##### INPUT #####

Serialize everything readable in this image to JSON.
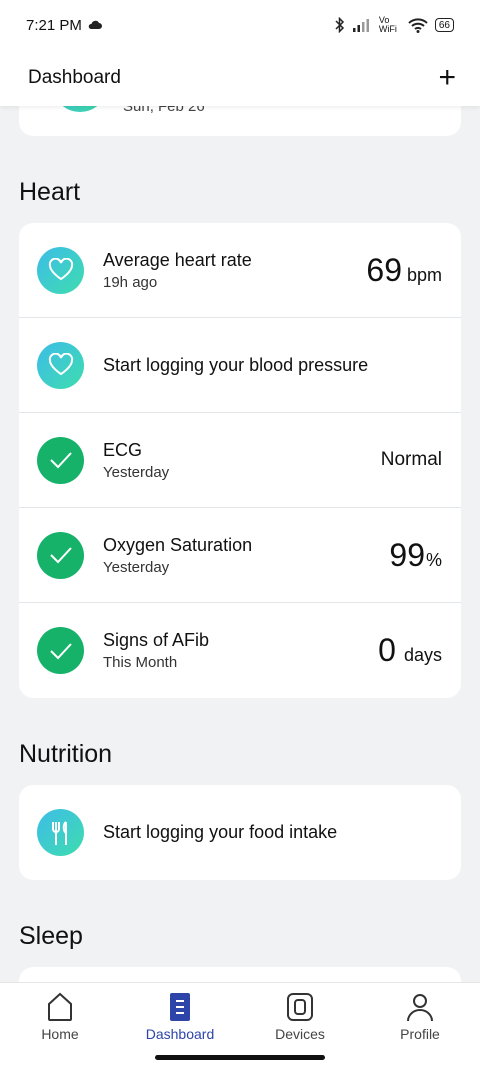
{
  "status": {
    "time": "7:21 PM",
    "network": "Vo WiFi",
    "battery": "66"
  },
  "header": {
    "title": "Dashboard",
    "add_label": "+"
  },
  "partial": {
    "text": "Sun, Feb 26"
  },
  "heart": {
    "title": "Heart",
    "rows": [
      {
        "title": "Average heart rate",
        "sub": "19h ago",
        "value": "69",
        "unit": "bpm"
      },
      {
        "title": "Start logging your blood pressure"
      },
      {
        "title": "ECG",
        "sub": "Yesterday",
        "value": "Normal"
      },
      {
        "title": "Oxygen Saturation",
        "sub": "Yesterday",
        "value": "99",
        "unit": "%"
      },
      {
        "title": "Signs of AFib",
        "sub": "This Month",
        "value": "0",
        "unit": "days"
      }
    ]
  },
  "nutrition": {
    "title": "Nutrition",
    "row": {
      "title": "Start logging your food intake"
    }
  },
  "sleep": {
    "title": "Sleep"
  },
  "nav": {
    "items": [
      {
        "label": "Home",
        "icon": "home-icon"
      },
      {
        "label": "Dashboard",
        "icon": "dashboard-icon"
      },
      {
        "label": "Devices",
        "icon": "watch-icon"
      },
      {
        "label": "Profile",
        "icon": "profile-icon"
      }
    ],
    "active": "Dashboard"
  },
  "colors": {
    "accent": "#2d45a8",
    "check_green": "#17b26a",
    "gradient_start": "#3dbde8",
    "gradient_end": "#3edcae"
  }
}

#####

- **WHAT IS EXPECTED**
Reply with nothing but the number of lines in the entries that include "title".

- **RESULT**
10